Data extract.
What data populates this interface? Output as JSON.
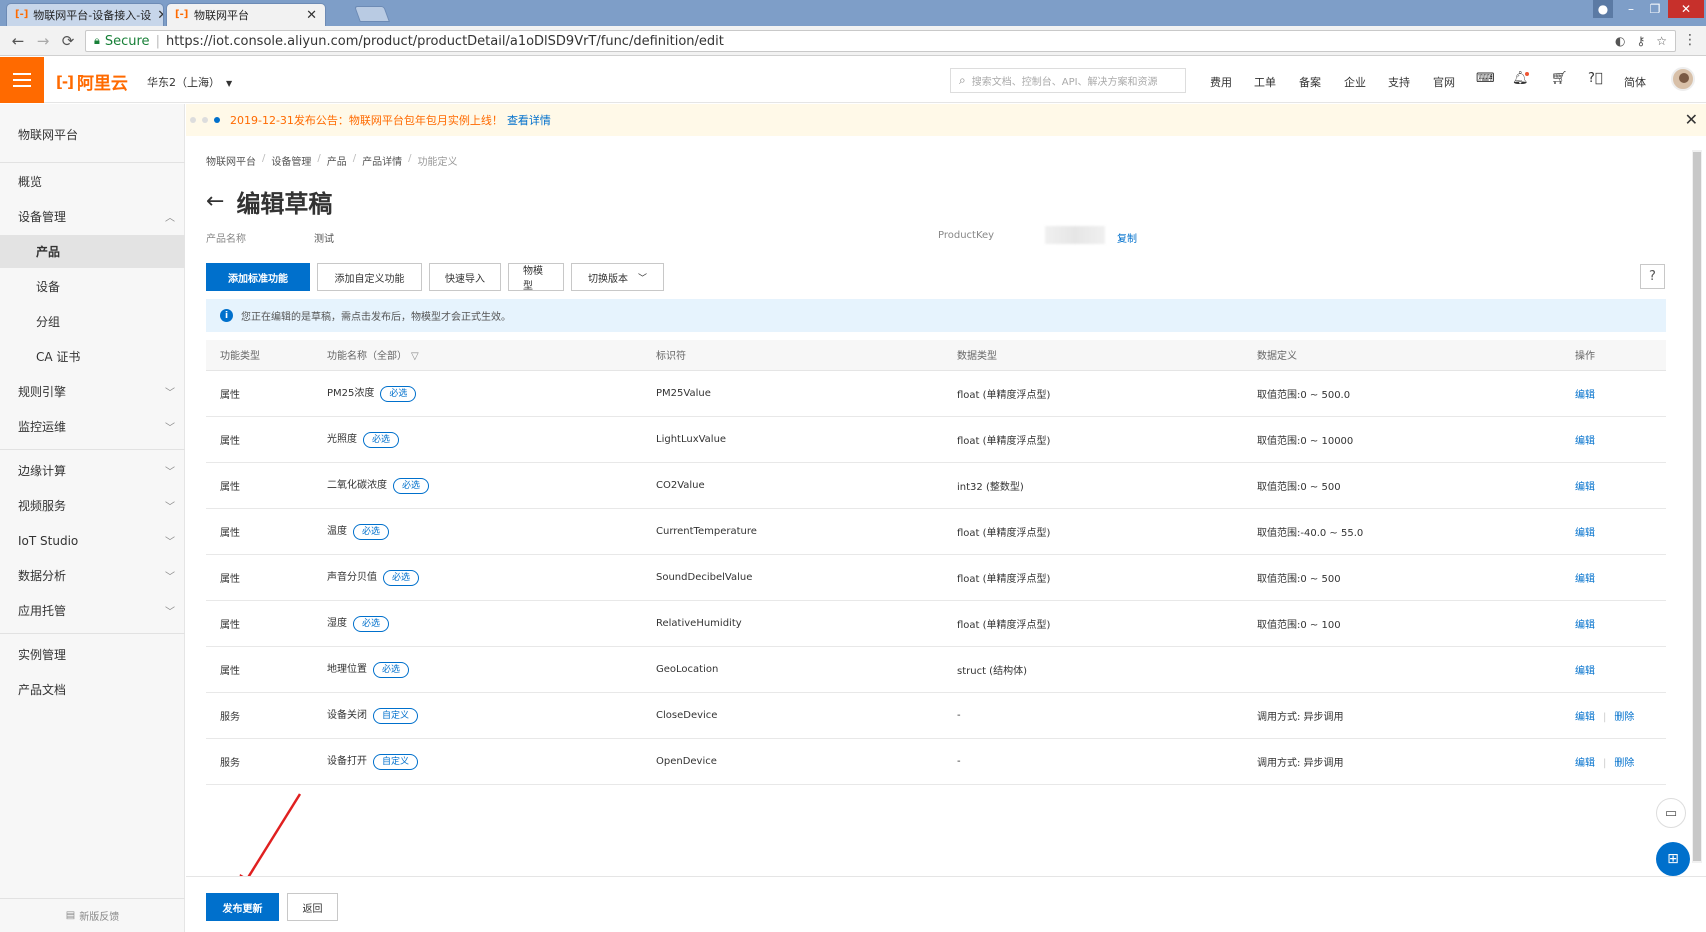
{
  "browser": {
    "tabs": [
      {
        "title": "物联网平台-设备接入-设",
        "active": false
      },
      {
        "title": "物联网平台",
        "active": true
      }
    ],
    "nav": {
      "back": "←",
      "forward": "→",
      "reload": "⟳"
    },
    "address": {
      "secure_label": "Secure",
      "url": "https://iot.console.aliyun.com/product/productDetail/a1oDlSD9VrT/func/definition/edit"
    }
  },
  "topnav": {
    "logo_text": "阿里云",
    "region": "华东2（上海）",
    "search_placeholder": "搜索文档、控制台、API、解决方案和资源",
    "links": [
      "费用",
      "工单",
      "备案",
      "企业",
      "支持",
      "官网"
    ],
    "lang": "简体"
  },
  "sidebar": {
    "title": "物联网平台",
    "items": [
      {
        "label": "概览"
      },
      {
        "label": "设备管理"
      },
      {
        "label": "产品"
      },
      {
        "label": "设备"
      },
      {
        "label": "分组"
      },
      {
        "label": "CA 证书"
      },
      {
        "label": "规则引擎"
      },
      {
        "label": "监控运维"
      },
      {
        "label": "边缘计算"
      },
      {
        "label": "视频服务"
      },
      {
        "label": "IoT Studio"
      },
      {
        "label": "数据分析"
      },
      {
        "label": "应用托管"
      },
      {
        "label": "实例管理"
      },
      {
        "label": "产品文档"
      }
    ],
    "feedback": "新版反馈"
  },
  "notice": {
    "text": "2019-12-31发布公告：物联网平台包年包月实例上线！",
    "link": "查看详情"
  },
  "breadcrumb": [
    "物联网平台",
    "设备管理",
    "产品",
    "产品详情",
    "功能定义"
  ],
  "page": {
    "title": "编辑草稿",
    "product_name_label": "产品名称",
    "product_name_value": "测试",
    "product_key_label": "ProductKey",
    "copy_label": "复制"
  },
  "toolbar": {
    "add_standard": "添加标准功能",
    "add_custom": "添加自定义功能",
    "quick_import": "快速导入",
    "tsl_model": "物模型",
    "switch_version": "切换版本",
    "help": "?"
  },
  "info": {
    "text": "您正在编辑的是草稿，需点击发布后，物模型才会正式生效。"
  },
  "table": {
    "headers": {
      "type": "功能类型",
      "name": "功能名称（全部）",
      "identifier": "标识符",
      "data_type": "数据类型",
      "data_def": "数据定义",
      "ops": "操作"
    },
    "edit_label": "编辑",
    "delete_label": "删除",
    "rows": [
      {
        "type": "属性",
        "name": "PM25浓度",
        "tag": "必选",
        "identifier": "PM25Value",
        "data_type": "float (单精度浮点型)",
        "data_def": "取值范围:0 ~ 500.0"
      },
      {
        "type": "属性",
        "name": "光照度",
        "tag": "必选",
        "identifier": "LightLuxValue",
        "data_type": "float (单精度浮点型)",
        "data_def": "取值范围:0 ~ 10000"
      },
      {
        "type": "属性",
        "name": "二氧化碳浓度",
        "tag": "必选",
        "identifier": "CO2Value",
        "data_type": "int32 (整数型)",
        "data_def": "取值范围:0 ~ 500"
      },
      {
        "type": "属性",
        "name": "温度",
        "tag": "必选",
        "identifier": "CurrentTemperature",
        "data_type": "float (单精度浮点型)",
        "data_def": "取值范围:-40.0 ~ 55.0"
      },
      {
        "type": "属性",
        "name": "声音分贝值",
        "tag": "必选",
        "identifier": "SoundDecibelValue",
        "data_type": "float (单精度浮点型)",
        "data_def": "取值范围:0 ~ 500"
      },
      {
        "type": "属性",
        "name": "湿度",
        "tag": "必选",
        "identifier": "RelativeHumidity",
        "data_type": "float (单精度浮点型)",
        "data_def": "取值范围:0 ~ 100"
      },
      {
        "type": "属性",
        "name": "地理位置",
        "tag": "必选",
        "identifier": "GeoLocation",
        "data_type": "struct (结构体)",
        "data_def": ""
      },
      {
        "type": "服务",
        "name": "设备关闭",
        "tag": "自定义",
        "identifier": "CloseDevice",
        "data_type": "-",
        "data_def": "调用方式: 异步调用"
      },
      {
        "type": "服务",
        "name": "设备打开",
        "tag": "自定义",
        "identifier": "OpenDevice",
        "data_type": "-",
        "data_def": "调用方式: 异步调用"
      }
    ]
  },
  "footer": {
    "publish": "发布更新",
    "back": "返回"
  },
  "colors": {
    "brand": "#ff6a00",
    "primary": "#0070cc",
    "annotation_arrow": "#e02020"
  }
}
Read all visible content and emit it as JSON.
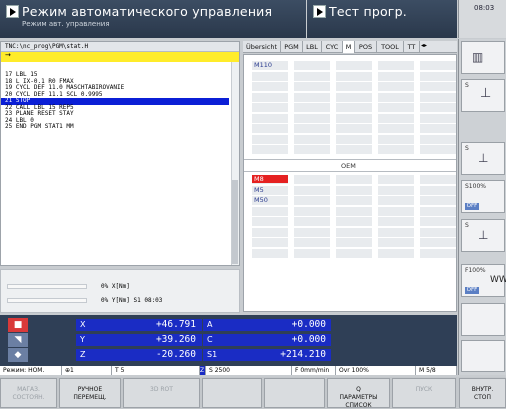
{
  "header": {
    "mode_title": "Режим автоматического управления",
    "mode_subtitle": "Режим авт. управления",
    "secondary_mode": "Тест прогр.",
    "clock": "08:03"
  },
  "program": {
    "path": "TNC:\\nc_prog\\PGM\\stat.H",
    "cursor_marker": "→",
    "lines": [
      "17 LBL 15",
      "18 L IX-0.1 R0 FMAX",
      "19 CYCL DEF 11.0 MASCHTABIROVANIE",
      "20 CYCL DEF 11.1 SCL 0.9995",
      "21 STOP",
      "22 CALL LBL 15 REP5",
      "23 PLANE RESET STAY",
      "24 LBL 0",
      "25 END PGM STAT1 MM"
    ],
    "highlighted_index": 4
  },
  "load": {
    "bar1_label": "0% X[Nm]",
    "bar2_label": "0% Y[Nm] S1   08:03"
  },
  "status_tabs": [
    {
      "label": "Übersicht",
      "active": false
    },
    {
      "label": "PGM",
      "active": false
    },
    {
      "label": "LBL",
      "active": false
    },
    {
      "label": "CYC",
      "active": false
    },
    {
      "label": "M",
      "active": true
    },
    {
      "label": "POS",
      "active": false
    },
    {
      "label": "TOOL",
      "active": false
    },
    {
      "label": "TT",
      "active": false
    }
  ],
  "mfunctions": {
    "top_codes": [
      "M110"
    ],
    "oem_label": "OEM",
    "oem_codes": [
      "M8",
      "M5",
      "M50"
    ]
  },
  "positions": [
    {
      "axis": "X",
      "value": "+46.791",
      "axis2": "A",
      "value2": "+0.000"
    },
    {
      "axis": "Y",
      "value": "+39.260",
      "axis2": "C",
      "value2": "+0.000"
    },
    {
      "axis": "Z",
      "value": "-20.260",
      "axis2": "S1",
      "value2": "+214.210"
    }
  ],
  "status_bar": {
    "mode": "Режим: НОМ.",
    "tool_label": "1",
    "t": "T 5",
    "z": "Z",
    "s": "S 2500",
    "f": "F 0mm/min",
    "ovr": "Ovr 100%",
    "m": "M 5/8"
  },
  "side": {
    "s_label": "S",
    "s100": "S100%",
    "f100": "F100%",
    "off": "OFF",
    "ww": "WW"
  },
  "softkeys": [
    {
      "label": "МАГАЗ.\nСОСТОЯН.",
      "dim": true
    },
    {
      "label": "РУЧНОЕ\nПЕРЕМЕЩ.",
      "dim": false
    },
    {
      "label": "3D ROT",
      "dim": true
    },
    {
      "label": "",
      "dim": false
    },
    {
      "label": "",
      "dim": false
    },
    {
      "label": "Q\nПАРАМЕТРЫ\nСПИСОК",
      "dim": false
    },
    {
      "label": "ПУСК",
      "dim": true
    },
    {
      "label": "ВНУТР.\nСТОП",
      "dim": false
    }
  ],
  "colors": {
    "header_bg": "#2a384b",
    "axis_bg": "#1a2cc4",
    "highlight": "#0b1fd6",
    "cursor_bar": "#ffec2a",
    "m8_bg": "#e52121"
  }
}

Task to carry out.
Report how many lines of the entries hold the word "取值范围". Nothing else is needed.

Task output.
6